Verse 20 acts as a confession and summary of what has gone before in the letter. We know that the Son of God has come. We have heard, and seen and felt him. He was from the beginning. He has given us understanding; he has revealed himself to us so that we might know him and enjoy fellowship with him. He is truth and light, and in him is no darkness or sin. Jesus is God’s Son, the true God, and it is through him that we enjoy eternal life.   



So What?

As much as John is concerned with our right belief about who Jesus is, he is just as concerned about our constant care for our brothers and sisters in the faith. As we have said before, John believes, and so do we, that right belief shapes our daily life and practice of faith. The letter closes with a concern for prayer. Notice, however, that the concern for prayer is not individually or selfishly focused, even though one might be able to read it that way. John’s concern regarding prayer is that it should be used to accomplish the will of God, and that will is that those who believe might not fall prey to sin.

You and I are children of God! We have an assurance that we have, at this very moment and in this very place, eternal life. Because we have this assurance that our faith and action give us, we now can approach God in prayer with boldness, interceding for our brothers and sisters so that they might grow in Christlikeness, avoiding sin. When they do fall into sin, we pray with boldness that the one who is in us who is greater than the one who is in the world will rescue them from that sin, restoring them to wholeness.

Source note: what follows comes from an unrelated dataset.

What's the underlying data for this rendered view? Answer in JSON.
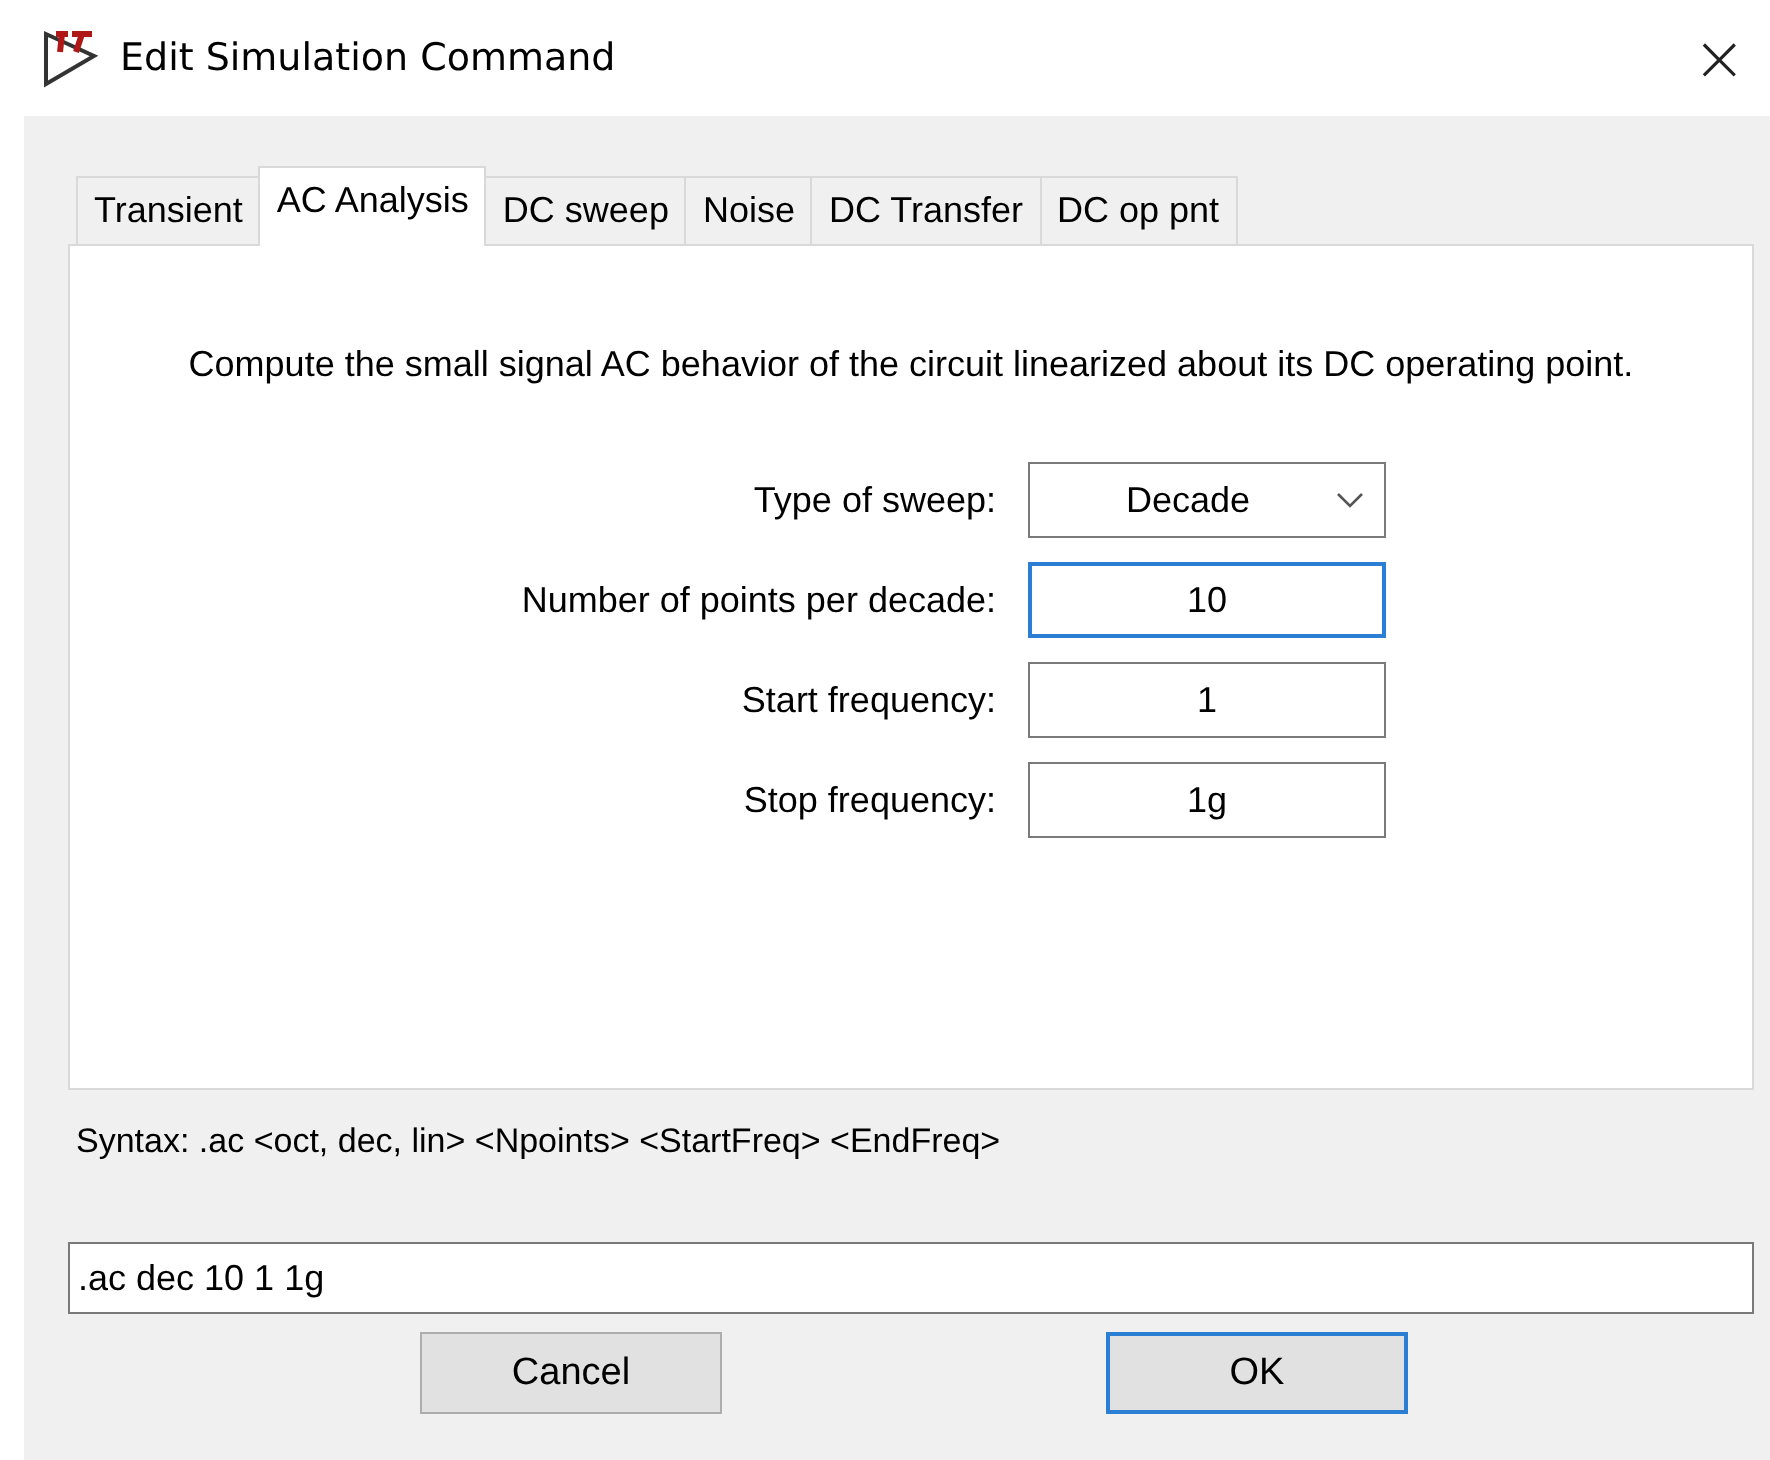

We are in this thing together. It is our job, as a community of faith, to confess that Jesus Christ is Lord and to help each other grow in our understanding of right belief. If we do not struggle together in our attempts to rightfully articulate and live our beliefs, then we will not be able to struggle with one another in prayer and in accountability through the power of the Spirit to avoid sin. We confess our orthodox faith in the fully human and fully divine Jesus Christ through our constant love and care for our neighbor and brother and sister in Christ. This faith leads us to pray with boldness for our brothers and sisters in Christ.


Practically speaking, entering into a relationship with a few select individuals to pray for one another is one of the best ways to live out the faith that John is describing.


Discussion Questions

Read the text aloud. Then, read the text to yourself quietly. Read it slowly, as if you were very unfamiliar with the story.


  1. John begins his epilogue by stating that he writes all of these things so that they might “know that you have eternal life.” Why might John’s hearers doubt the fact that they have eternal life?

  2. The language of the phrase “know that you have eternal life” is present and active, not future. What does it mean that we currently have eternal life? How might this be different than you’ve previously understood it?

  3. Because we are children of God we have assurance that we have eternal life. John says this gives us boldness in prayer. How do our prayers have to be offered in order for them to be favorably heard?

  4. John’s main concern regarding prayer is our prayers for our brothers and sisters so that they might resist and recover from sin. What are the two types of sin John mentions? How do they differ? John does not offer a list of sins that are mortal and those that are not. Why doesn’t he give us a list?

  5. Why is John so concerned with our prayer for others to resist sin? What kind of role do we have in helping each other resist and recover from sin? What specific things might we do?

  6. Often, our prayers center on physical needs. How often do you pray for others’ spiritual needs?






Works CitedI. Howard Marshall, The Epistles of John, (Grand Rapids: Wm. B. Eerdmans Publishing Co., 1978).